May 11, 2011
BAMBERG, Germany - The ongoing wars in Iraq and Afghanistan have not only brought strain and stress to Army units, but also to Army families. However, Army units like the 16th Special Troops Battalion, 16th Sustainment Brigade, 21st Theater Sustainment Command, are taking a proactive step toward assisting families in managing the strain and stress through Master Resiliency Training.
Staff Sgt. Robert Norton, a combat medic and the medical platoon sergeant for the Headquarters and Headquarters Company, 16th STB, provided MRT here, April 25, to a group of spouses.
"MRT is all about overcoming hardships," said Norton. "The overall mission of MRT is to improve physical and mental mind-state during this time of war and high operational tempo, and to help keep families together and increase our resilience."
Usually given to Soldiers, Norton feels MRT's value extends to families.
"It helps (family members) see what their spouse is going through on the military side and to help them understand some of the hardships of the military they may not have understood before," said Norton.
Christine Godbee, an MRT participant and the wife of 16th STB Command Sgt. Maj. Johnny Godbee, echoed Norton's conclusions.
"I think everybody should go through it. It (MRT) can help you in civilian life and in military life. You (and your spouse) both have that knowledge and you can use it. It helps you communicate, deal with each other, support each other," said Godbee.
Specifically, Norton saw MRT teach spouses ways they can help their Soldier differentiate between work and home.
"A lot of spouses talked about how sometimes their Soldier or spouse would bring their work home and it seemed like they were never off duty. And so they learned how to help us shut that off and be a part of the family," said Norton.
One aspect of MRT that Godbee found particularly valuable was the concept of "icebergs."
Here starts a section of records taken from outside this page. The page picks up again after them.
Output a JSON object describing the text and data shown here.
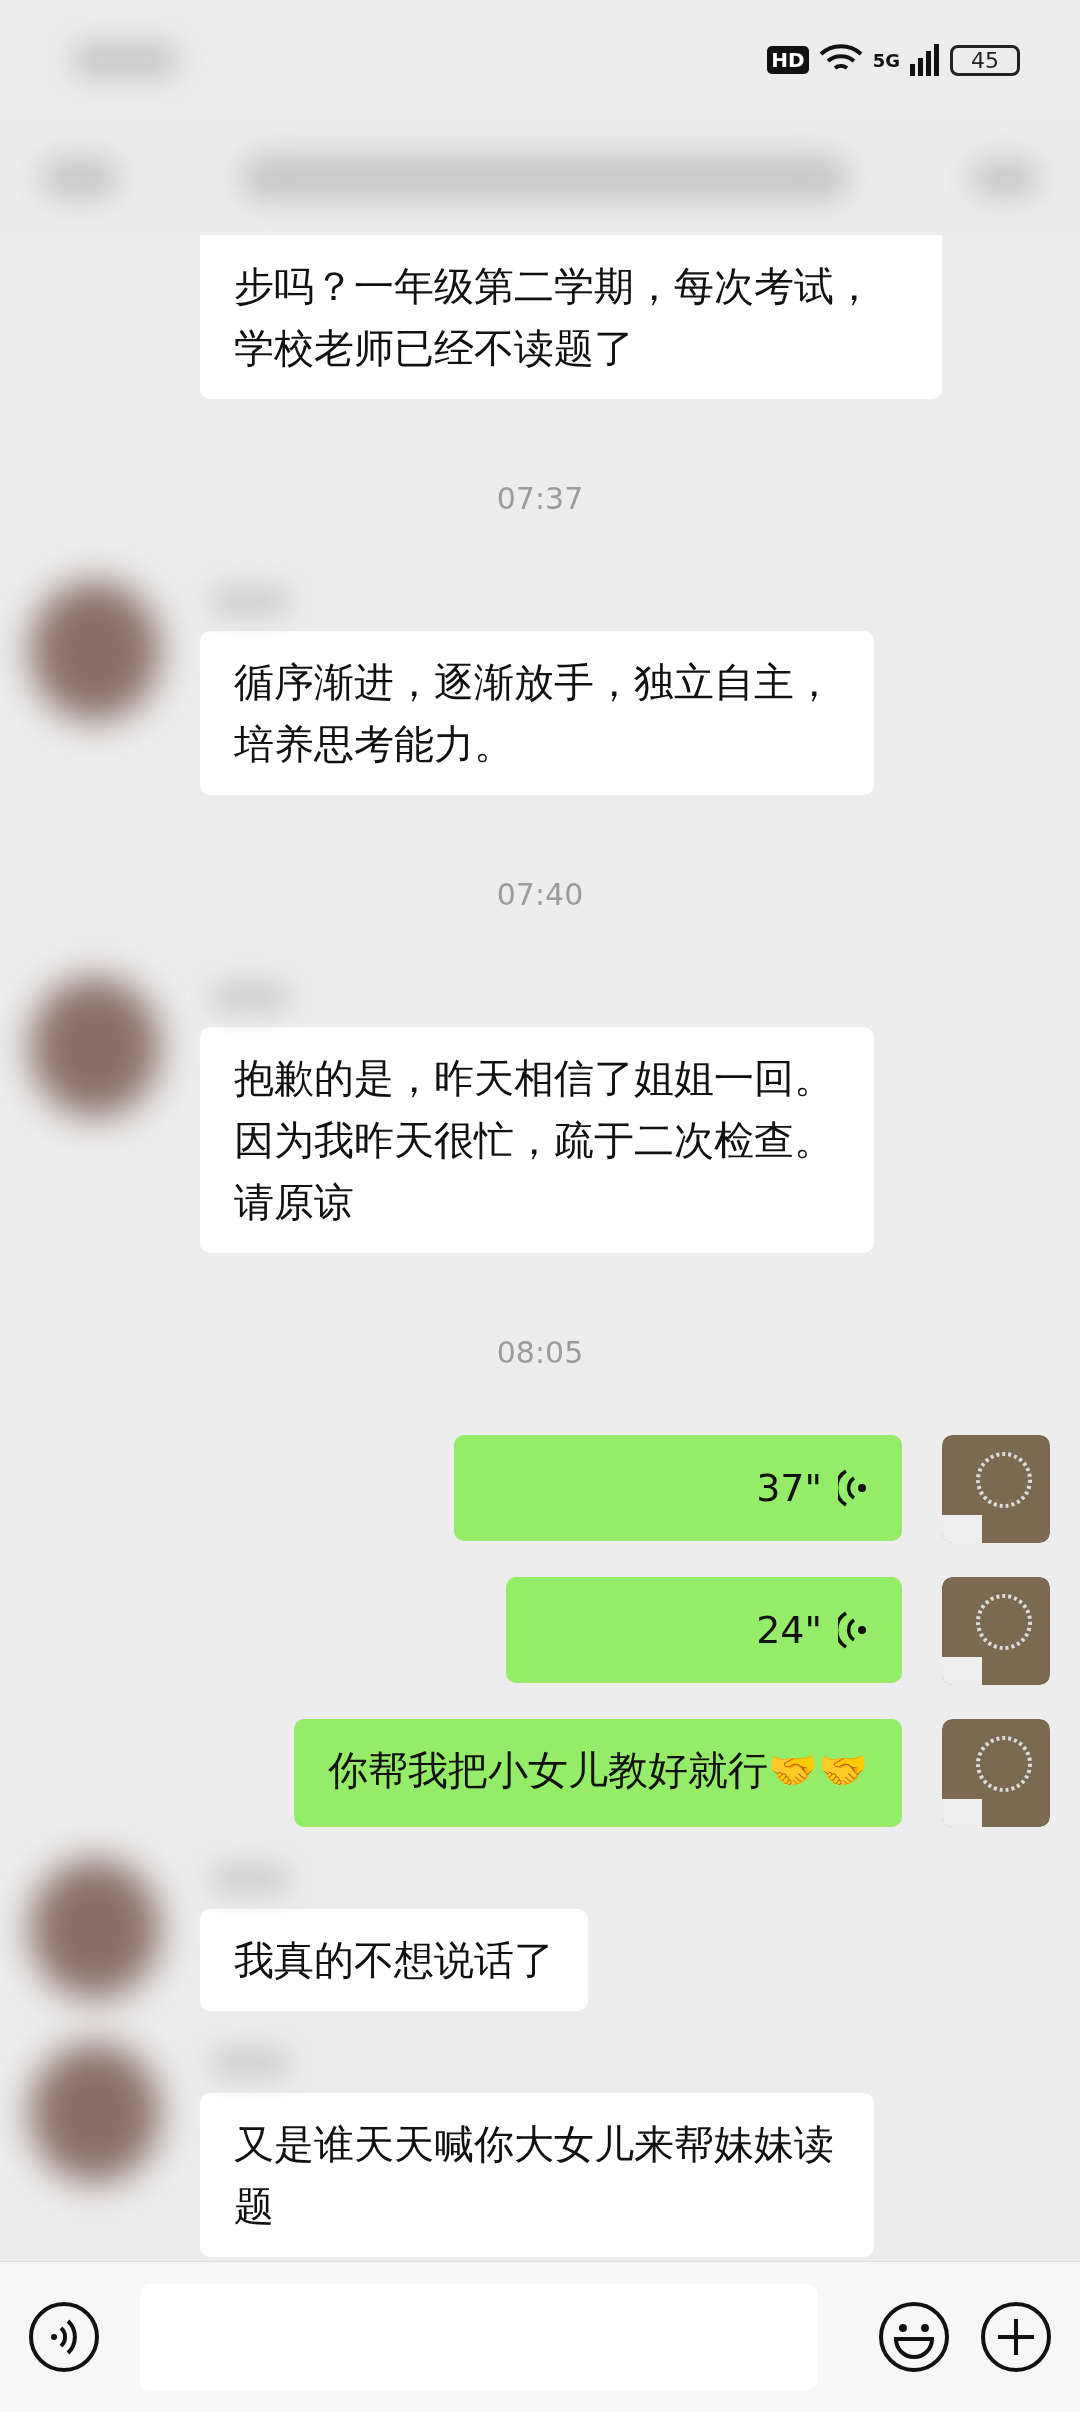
{
  "status_bar": {
    "hd": "HD",
    "network": "5G",
    "battery": "45"
  },
  "messages": [
    {
      "kind": "received_text",
      "text": "步吗？一年级第二学期，每次考试，学校老师已经不读题了"
    },
    {
      "kind": "time",
      "text": "07:37"
    },
    {
      "kind": "received_text",
      "text": "循序渐进，逐渐放手，独立自主，培养思考能力。"
    },
    {
      "kind": "time",
      "text": "07:40"
    },
    {
      "kind": "received_text",
      "text": "抱歉的是，昨天相信了姐姐一回。因为我昨天很忙，疏于二次检查。请原谅"
    },
    {
      "kind": "time",
      "text": "08:05"
    },
    {
      "kind": "sent_voice",
      "duration": "37\""
    },
    {
      "kind": "sent_voice",
      "duration": "24\""
    },
    {
      "kind": "sent_text",
      "text": "你帮我把小女儿教好就行🤝🤝"
    },
    {
      "kind": "received_text",
      "text": "我真的不想说话了"
    },
    {
      "kind": "received_text",
      "text": "又是谁天天喊你大女儿来帮妹妹读题"
    }
  ]
}
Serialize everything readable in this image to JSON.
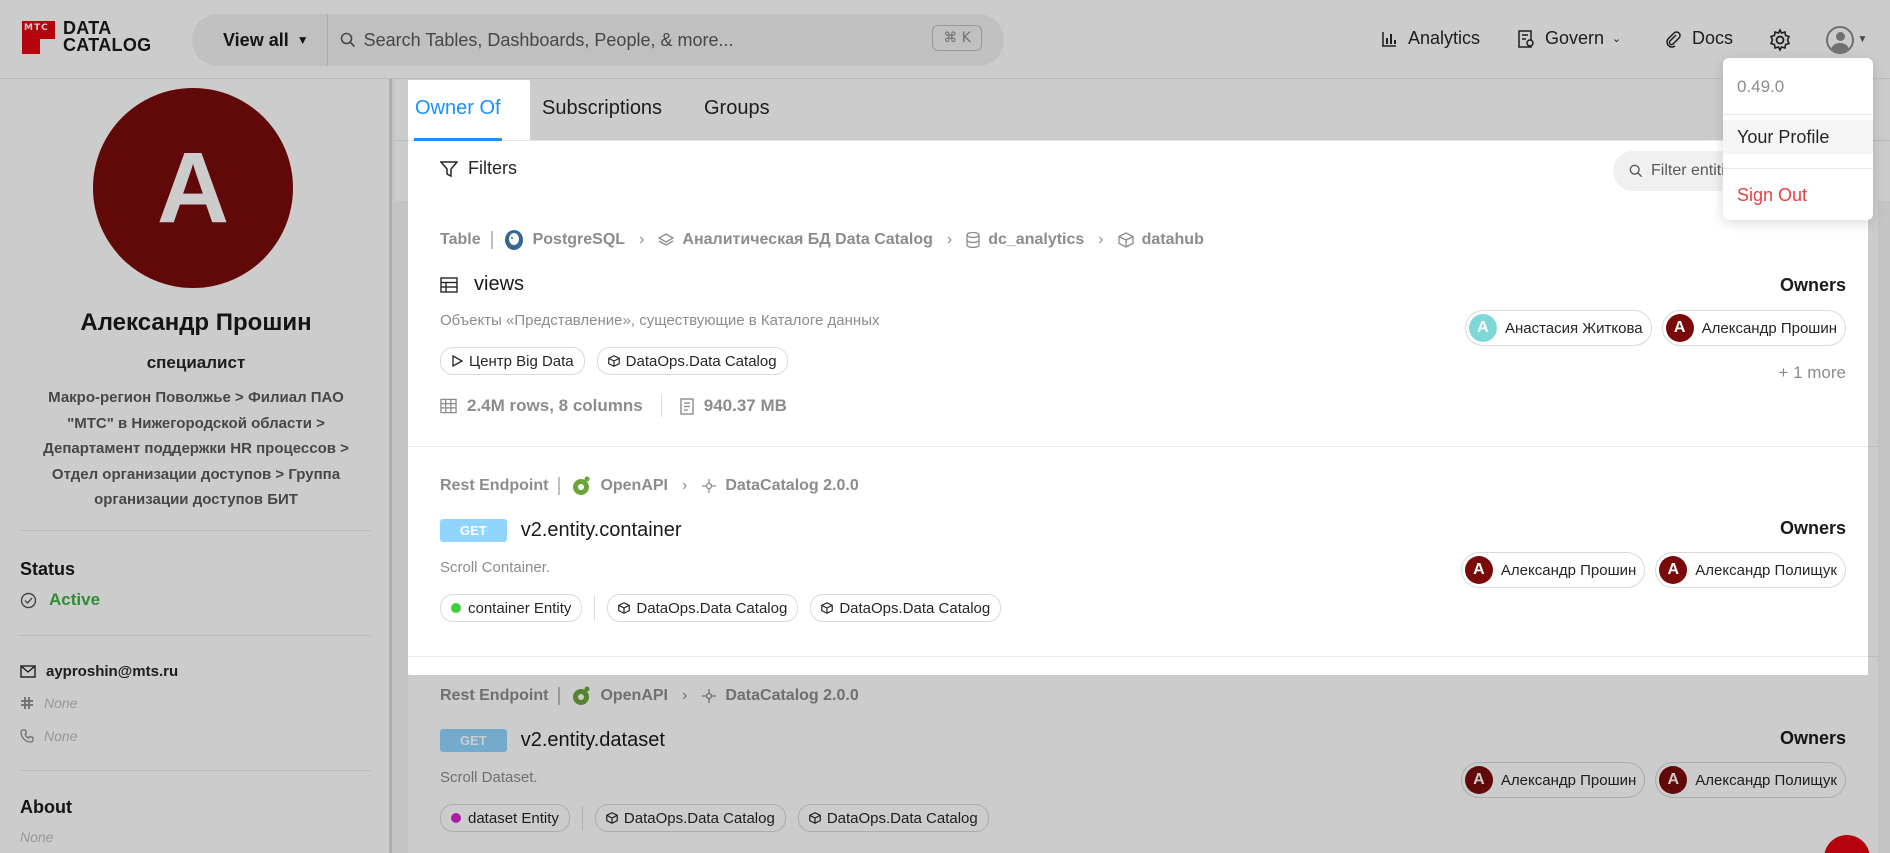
{
  "header": {
    "logo_text_line1": "DATA",
    "logo_text_line2": "CATALOG",
    "logo_mark_text": "MTC",
    "view_all_label": "View all",
    "search_placeholder": "Search Tables, Dashboards, People, & more...",
    "shortcut": "⌘ K",
    "nav": {
      "analytics": "Analytics",
      "govern": "Govern",
      "docs": "Docs"
    }
  },
  "profile": {
    "avatar_letter": "A",
    "name": "Александр Прошин",
    "title": "специалист",
    "org": "Макро-регион Поволжье > Филиал ПАО \"МТС\" в Нижегородской области > Департамент поддержки HR процессов > Отдел организации доступов > Группа организации доступов БИТ",
    "status_label": "Status",
    "status_value": "Active",
    "email": "ayproshin@mts.ru",
    "slack": "None",
    "phone": "None",
    "about_label": "About",
    "about_value": "None"
  },
  "tabs": {
    "owner_of": "Owner Of",
    "subscriptions": "Subscriptions",
    "groups": "Groups"
  },
  "filters": {
    "button_label": "Filters",
    "search_placeholder": "Filter entiti"
  },
  "results": [
    {
      "type": "Table",
      "platform": "PostgreSQL",
      "path": [
        "Аналитическая БД Data Catalog",
        "dc_analytics",
        "datahub"
      ],
      "title": "views",
      "description": "Объекты «Представление», существующие в Каталоге данных",
      "tags": [
        "Центр Big Data",
        "DataOps.Data Catalog"
      ],
      "stats_rows": "2.4M rows, 8 columns",
      "stats_size": "940.37 MB",
      "owners_label": "Owners",
      "owners": [
        {
          "letter": "А",
          "name": "Анастасия Житкова",
          "color": "#7fd8d8"
        },
        {
          "letter": "А",
          "name": "Александр Прошин",
          "color": "#7a0a0a"
        }
      ],
      "more": "+ 1 more"
    },
    {
      "type": "Rest Endpoint",
      "platform": "OpenAPI",
      "path": [
        "DataCatalog 2.0.0"
      ],
      "method": "GET",
      "title": "v2.entity.container",
      "description": "Scroll Container.",
      "tags": [
        "container Entity",
        "DataOps.Data Catalog",
        "DataOps.Data Catalog"
      ],
      "term_color": "#3cd13c",
      "owners_label": "Owners",
      "owners": [
        {
          "letter": "А",
          "name": "Александр Прошин",
          "color": "#7a0a0a"
        },
        {
          "letter": "А",
          "name": "Александр Полищук",
          "color": "#7a0a0a"
        }
      ]
    },
    {
      "type": "Rest Endpoint",
      "platform": "OpenAPI",
      "path": [
        "DataCatalog 2.0.0"
      ],
      "method": "GET",
      "title": "v2.entity.dataset",
      "description": "Scroll Dataset.",
      "tags": [
        "dataset Entity",
        "DataOps.Data Catalog",
        "DataOps.Data Catalog"
      ],
      "term_color": "#d626d6",
      "owners_label": "Owners",
      "owners": [
        {
          "letter": "А",
          "name": "Александр Прошин",
          "color": "#7a0a0a"
        },
        {
          "letter": "А",
          "name": "Александр Полищук",
          "color": "#7a0a0a"
        }
      ]
    }
  ],
  "user_menu": {
    "version": "0.49.0",
    "profile": "Your Profile",
    "sign_out": "Sign Out"
  },
  "colors": {
    "accent": "#1890ff",
    "brand": "#e30611",
    "active": "#3cb043",
    "danger": "#e84040"
  }
}
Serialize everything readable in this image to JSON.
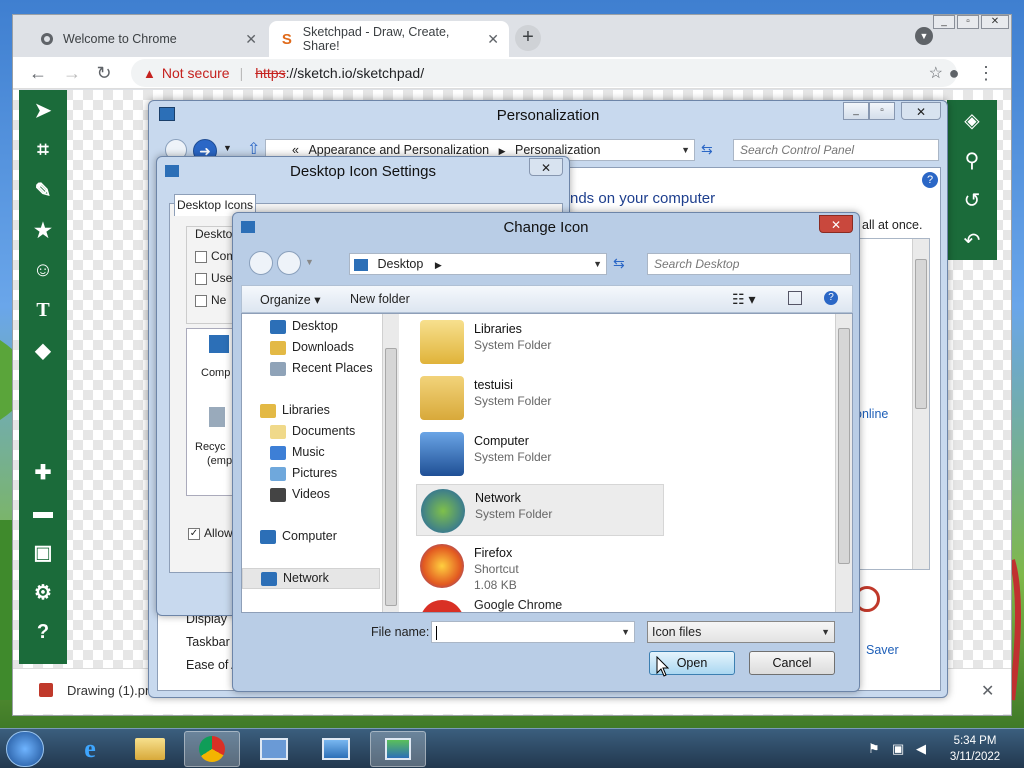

"Icebergs are something that are near and dear to my heart, but may not be obvious and so others may rub on it and not know it because it is below the surface. So it becomes easy to be rubbed the wrong way and for others to set me off without knowing what they've done," said Godbee.
Overall, Godbee believes MRT helped everyone understand the importance of finding the positive in any situation.
"We learned to hunt for the good stuff, to look for the better stuff in any situation and to be optimistic," added Godbee.
"It was an overall success," concluded Norton. "I would definitely recommend (MRT) for spouses and teenage children to help people and family members learn things about each other they didn't know about before."